Sister lives are the lives we could be living if we’d made different decisions.
For example: in this life I’m living, I have no children, but in a sister life, I married my college sweetheart and we started a family. In this life, I’m essentially sedentary except when I force myself to exercise; in a sister life instead of quitting dance when I started attending the high-performance middle school across town, I continued with those classes and I’m much more physically fit and active.
Neither life is necessarily better than the other (though I find that challenges in my present-day life tend to make the sister life look a lot more appealing) but they’re different and incompatible in some key way.
Years ago, I read Cheryl Strayed’s book Tiny Beautiful Things: Advice on Love and Life from Dear Sugar. Strayed wrote an advice column called Dear Sugar, and this book was the “best of.” One of the entries in particular has shaped the way I think about the life I lead. The letter posed the question, Should I have children? And Strayed’s advice introduced to me the concept of sister lives.
Sometime in the early 2000s, before I knew the term sister lives, I defined my “real” life as being in Atlanta as compared to the life I could have led in Wyoming.
In Atlanta, I was surrounded by my parents’ and grandparents’ belongings. I dressed in what might be called casual chic, I wore make-up and jewelry daily, I shopped and lunched and attended cultural events. In Wyoming, I wore jeans and t-shirts, rarely bothered with make-up, and spent most of my time outside. Neither life was better, but they were different and incompatible.
I decided to buy my own home in Atlanta before my dad died, and I went searching for a place that could bring together some of these divergent aspects.
I found it in a mid-rise condo, one that afforded me a view north to the mountains (at least, on a clear and smog-free day) and a view south into the city. It felt like the best of both worlds, though the family furnishings and that fact that I was in the heart of Atlanta did pin it clearly as my Atlanta sister life.
And yet, when I’d go to Wyoming for vacation, I’d sense the sister life there: the peace, the dancing with nature, the simplicity. I would mourn the life I wasn’t getting to live.
But, we don’t get to live both sister lives… do we?
In the 18 months or so since I’ve been living in Wyoming, I’ve started to wonder whether I could bring these two parts together.
I can’t be childless and a mom, but I can bring my family belongings here, maintain the simplicity I so enjoy, and I can experiment with how I dress and what I do to find a balance that honors both of the lives I’d planned to lead separately.
The wind whispers to me, be you. Be all of you. Even the parts that appear to be in conflict, because you can honor and express those too.
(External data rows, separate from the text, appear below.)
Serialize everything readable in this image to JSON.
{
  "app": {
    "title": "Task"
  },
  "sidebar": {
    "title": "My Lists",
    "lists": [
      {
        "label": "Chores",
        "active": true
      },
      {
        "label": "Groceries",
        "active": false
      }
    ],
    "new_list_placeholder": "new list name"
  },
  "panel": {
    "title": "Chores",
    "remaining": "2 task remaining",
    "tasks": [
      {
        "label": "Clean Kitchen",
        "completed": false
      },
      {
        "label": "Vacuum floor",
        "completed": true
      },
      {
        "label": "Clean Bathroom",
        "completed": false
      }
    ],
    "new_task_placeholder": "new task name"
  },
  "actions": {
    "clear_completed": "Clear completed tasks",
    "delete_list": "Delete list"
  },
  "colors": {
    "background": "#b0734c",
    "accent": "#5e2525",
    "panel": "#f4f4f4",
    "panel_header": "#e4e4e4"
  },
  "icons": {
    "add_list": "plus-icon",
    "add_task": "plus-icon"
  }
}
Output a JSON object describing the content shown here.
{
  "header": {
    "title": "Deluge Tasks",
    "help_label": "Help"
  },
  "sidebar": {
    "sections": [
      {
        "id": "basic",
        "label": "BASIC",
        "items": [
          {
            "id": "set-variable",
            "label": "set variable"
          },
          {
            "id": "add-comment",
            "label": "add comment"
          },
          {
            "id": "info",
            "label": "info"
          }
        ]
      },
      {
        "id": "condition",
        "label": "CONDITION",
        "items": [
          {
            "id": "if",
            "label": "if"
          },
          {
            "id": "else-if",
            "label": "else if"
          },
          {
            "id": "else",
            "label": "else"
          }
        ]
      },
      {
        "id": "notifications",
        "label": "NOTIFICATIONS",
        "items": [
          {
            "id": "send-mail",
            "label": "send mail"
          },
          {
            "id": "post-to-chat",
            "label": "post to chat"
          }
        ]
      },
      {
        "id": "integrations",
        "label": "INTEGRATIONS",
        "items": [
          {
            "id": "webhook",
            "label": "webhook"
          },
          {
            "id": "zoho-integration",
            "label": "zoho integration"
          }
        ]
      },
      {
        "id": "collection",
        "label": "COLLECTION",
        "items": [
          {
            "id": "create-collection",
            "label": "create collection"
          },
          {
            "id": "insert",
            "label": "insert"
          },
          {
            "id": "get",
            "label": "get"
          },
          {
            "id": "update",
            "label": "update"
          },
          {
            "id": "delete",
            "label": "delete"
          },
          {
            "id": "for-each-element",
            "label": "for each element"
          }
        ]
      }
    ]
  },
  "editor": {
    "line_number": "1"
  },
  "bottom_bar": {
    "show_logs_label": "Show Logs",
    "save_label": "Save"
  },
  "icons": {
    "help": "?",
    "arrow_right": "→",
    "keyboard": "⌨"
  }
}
Maybe not in at the same time — it’s hard to wear cowboy boots and stiletto heels at the same time — but narrowing down to a single way of being all the time isn’t living authentically when there’s another full-time single way of being that you want to explore. It’s just closing the door on who you are for no good reason.
Both/and is expansive in construct and in living.
Even when it comes to either/or choices like having children, I’ve learned to look for the both/and. I’m old enough that I no longer wish for a child, but I can share the mothering energy with my friends’ children, with The Purple Sherpa community I created, with my animals, and perhaps someday through an organization like the Big Brothers Big Sisters Club.
Sometimes the sister life isn’t actually an incompatible life, it’s finding the way to express the way of being underneath the imagined life in present day life.
Sometimes the brightest light is possible only when two seeming opposites come together.